As middle-class residents moved out of cities and were replaced by immigrants and young people, the party lost its grip on population centers even as it increased control of governor’s offices and legislatures. The polarization has pitted urban interests against rural areas and suburbs, denying Republicans a power base.
“The New York election hopefully is somewhat of a wake-up call,” said Scott Smith, the Republican mayor of Mesa, Ariz., and president of the U.S. Conference of Mayors. “If that doesn’t get Republicans on the national level more interested, then it should.”
De Blasio’s election means that besides New York, there will be Democratic mayors next year in Los Angeles, Chicago, Houston, Philadelphia, Phoenix, Ariz., San Jose, Calif., Jacksonville, Fla., and San Antonio and Dallas, Texas. A runoff will be held in San Diego in February to replace the resigned Democratic Mayor Bob Filner.
In New York, Democrats outnumber Republicans more than 6 to 1, yet voters hadn’t elected a Democrat since David Dinkins lost to Rudolph Giuliani in 1993. De Blasio, 52, won last month by the biggest margin by a non-incumbent in city history on a vow to close the growing gap between rich and poor.
With its concentration of Wall Street professionals and urban poor, New York has one of the highest income disparities among large U.S. cities, according to U.S. Census data. While more than 26 percent of households earned at least $100,000 in 2012, almost a quarter earned less than $25,000.
In all but three of the dozen most populous cities, mayoral elections are nonpartisan and candidates’ affiliations don’t appear on the ballot. Yet their party is often known to voters.
In Boston’s nonpartisan election Nov. 5, both candidates were Democrats. State Rep. Marty Walsh defeated City Councilor John Connolly, in part because opponents painted Connolly as the “Republican” after he attracted donations from that party.

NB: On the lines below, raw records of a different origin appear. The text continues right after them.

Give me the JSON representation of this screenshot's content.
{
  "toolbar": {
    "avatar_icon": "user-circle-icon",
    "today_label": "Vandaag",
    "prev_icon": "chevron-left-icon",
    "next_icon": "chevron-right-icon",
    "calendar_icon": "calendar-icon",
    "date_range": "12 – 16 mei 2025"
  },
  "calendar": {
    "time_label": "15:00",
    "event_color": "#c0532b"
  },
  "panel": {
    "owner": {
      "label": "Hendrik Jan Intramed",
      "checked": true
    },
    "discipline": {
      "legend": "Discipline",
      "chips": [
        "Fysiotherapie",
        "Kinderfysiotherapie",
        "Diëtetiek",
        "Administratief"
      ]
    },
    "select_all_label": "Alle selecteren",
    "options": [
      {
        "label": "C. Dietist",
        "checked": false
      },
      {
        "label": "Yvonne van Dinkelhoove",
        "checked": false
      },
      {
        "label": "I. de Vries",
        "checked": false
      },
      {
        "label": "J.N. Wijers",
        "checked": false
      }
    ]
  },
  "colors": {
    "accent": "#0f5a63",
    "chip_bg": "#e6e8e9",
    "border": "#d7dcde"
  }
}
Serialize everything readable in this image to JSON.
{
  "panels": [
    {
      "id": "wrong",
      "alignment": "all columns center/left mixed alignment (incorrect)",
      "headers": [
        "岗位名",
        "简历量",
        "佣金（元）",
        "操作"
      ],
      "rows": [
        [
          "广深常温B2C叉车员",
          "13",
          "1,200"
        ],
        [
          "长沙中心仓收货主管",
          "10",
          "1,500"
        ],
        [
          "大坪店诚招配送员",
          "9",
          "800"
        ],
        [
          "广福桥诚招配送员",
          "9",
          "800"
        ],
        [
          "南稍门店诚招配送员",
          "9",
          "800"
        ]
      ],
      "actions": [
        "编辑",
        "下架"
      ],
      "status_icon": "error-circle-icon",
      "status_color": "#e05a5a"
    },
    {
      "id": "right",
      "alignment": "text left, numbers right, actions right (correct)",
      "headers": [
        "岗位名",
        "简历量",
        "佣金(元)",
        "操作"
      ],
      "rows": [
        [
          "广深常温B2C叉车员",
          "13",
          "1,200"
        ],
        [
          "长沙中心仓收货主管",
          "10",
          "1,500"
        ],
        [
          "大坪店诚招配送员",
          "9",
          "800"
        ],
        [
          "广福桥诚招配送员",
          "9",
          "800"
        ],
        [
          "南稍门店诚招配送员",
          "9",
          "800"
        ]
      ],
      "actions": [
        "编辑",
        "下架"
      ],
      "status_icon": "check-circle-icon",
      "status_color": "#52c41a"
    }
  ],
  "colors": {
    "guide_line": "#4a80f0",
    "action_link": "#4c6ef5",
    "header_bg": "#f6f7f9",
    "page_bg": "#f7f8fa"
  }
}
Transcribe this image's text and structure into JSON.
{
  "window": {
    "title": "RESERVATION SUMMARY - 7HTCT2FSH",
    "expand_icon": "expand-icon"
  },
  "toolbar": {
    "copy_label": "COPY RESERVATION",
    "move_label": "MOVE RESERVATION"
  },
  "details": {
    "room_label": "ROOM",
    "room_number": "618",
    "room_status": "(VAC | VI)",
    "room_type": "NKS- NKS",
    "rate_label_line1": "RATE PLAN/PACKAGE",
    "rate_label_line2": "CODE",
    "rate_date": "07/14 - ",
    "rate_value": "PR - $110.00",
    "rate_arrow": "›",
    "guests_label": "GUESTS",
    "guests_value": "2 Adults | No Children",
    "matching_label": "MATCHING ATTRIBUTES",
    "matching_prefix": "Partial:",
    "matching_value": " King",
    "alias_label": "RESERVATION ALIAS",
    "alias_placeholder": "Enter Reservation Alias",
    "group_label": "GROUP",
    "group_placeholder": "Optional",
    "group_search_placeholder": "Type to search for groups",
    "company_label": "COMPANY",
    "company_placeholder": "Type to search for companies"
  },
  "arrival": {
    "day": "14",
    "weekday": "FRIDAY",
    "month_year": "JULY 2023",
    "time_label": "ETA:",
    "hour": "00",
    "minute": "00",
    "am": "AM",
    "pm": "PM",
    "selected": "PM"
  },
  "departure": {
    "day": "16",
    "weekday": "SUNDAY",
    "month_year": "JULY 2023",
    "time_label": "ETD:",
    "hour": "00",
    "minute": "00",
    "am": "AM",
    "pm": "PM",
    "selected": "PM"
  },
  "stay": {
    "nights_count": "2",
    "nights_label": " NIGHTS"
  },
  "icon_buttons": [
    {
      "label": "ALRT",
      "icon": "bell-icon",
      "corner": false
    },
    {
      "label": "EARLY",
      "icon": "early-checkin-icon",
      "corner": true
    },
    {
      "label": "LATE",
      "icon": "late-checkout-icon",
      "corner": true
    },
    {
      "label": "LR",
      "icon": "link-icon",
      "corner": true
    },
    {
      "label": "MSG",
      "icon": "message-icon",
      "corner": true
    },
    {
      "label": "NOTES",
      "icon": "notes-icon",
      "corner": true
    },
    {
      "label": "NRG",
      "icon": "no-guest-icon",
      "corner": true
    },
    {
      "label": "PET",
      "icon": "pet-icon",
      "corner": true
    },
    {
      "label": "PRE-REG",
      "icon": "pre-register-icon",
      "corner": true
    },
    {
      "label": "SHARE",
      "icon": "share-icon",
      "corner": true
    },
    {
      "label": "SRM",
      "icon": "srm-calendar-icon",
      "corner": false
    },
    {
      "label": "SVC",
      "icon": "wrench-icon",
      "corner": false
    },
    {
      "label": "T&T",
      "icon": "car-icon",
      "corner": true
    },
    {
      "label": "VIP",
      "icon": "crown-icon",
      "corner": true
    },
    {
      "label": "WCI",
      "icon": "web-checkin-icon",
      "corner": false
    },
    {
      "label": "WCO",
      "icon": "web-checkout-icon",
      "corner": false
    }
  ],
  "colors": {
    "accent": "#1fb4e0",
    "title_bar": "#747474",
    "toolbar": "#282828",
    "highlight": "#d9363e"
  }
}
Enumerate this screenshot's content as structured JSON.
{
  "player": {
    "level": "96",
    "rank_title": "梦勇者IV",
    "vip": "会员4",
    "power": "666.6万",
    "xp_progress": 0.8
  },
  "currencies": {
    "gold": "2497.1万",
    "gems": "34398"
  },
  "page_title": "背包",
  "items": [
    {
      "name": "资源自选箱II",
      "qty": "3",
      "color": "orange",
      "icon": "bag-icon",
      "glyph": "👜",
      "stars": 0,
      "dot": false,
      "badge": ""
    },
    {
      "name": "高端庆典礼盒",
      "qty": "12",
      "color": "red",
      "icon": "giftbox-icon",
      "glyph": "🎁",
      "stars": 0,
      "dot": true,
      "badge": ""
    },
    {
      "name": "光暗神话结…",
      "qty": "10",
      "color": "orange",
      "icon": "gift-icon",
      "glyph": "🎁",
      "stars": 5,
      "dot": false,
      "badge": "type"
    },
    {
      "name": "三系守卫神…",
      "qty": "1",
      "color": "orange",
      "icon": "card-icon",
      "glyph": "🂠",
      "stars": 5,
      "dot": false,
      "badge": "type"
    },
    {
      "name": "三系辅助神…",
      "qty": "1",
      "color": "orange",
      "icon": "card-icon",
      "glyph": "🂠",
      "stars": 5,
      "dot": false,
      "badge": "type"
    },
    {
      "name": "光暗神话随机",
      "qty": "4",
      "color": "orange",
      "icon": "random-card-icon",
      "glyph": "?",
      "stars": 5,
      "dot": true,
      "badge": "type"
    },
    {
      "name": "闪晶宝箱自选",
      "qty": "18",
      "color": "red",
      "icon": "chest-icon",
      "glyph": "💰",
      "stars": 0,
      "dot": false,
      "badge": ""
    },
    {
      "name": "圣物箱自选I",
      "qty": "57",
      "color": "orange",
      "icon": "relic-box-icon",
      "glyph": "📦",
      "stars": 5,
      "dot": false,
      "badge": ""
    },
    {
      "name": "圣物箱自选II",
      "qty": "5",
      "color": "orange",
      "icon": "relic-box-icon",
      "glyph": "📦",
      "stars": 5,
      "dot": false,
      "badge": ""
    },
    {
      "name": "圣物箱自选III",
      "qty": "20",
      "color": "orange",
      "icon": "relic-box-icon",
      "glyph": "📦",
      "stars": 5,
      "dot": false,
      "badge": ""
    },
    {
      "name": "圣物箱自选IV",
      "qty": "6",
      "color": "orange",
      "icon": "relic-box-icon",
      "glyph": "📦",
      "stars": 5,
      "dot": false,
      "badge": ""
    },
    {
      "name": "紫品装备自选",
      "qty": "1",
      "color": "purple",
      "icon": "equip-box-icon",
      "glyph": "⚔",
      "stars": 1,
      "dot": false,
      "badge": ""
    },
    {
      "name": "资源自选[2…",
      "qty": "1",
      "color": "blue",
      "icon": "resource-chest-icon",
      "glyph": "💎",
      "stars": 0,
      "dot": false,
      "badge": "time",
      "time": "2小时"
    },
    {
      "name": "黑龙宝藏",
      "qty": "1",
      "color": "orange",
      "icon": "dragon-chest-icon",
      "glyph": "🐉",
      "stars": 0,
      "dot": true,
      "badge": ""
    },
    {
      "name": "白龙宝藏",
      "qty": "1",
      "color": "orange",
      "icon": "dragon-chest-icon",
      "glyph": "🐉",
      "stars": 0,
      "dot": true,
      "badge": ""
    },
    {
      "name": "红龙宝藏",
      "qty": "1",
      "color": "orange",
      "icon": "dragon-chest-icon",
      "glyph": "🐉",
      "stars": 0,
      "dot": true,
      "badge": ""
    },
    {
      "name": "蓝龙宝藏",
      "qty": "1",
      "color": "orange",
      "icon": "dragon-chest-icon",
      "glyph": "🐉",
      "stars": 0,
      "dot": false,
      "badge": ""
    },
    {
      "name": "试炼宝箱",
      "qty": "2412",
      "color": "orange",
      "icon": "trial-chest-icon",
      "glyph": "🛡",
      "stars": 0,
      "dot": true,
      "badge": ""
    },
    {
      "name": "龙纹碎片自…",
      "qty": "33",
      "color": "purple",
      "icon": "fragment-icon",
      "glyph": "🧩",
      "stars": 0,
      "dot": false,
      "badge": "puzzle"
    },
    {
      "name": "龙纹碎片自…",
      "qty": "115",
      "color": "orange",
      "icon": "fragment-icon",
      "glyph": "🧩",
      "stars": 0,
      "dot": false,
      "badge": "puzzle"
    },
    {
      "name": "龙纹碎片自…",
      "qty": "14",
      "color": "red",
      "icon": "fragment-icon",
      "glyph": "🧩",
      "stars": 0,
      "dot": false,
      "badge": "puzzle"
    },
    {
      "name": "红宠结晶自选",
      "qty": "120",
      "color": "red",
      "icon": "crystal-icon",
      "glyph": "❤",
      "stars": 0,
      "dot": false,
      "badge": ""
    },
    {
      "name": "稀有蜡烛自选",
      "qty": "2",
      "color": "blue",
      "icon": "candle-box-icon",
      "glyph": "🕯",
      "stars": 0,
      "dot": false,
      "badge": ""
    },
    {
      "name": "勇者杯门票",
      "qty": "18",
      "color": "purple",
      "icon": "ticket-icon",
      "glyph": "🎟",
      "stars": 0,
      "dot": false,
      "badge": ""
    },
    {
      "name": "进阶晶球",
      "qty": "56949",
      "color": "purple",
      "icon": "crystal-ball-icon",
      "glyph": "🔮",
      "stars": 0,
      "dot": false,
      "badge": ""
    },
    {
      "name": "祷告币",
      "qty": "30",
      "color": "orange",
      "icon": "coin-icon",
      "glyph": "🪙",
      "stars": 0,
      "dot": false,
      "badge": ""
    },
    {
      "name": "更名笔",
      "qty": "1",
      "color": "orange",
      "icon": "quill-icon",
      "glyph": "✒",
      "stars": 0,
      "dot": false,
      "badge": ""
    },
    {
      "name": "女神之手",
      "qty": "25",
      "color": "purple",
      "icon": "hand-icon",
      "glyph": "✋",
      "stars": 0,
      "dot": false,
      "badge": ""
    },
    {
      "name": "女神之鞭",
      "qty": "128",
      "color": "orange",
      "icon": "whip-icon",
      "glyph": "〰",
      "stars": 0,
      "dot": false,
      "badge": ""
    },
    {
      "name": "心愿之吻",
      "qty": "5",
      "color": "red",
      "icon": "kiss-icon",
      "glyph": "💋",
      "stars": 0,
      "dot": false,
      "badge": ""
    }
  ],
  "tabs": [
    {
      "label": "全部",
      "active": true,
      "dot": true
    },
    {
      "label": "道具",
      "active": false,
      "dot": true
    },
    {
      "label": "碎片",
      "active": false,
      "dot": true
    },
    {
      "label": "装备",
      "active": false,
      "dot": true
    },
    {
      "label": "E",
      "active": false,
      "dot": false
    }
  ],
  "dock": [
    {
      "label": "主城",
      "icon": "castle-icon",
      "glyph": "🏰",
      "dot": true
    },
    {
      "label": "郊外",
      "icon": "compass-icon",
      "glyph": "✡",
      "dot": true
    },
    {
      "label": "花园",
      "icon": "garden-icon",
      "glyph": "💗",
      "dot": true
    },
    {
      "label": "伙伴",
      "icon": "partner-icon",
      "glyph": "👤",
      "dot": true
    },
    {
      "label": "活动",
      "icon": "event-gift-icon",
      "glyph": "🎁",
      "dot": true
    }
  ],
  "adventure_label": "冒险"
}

Two decades ago, crime was the dominant issue in those places, so law-and-order GOP mayors such as Giuliani in New York and Richard Riordan in Los Angeles were popular.
“My motto was ‘Tough enough to turn L.A. around,’” Riordan said in a telephone interview.
Today the emphasis is on economic matters and equality — issues that Democrats champion.
“There’s this old notion that there’s no Republican or Democratic way to pick up the garbage,” Bruce Katz, director of the Metropolitan Policy Program at the Brookings Institution, said in a telephone interview. “That’s not entirely true.”
Voters selecting mayors care most about who can do the job, and national Republicans are more focused on dogma, said Mayor Greg Ballard in Indianapolis, the most populous U.S. city run by a Republican.
“If they campaign or govern with a basis in ideology, they’re going to fail,” said Ballard, 59, a former Marine who has supported mass transit and takes a liberal view on social issues. “Being a mayor is about getting things done, and I do wish a few more people understood that.”
National Republicans haven’t made cities a priority. While the 2012 Democratic National Convention gave prominent roles to mayors, including a keynote address for San Antonio Mayor Julian Castro, no big-city mayors were featured at the Republican convention. They, however, have increased their share of governorships to 30 from 22 since 2006. They’ve also taken the mayorships of smaller cities even as they fail to gain traction in the most populous.
The divide is dramatic in places such as Texas, where Houston, Dallas, San Antonio and Austin are run by Democrats while the state as a whole is reliably Republican. All statewide offices are held by Republicans, including Gov. Rick Perry, a 2012 Republican presidential candidate, and the party controls the legislature.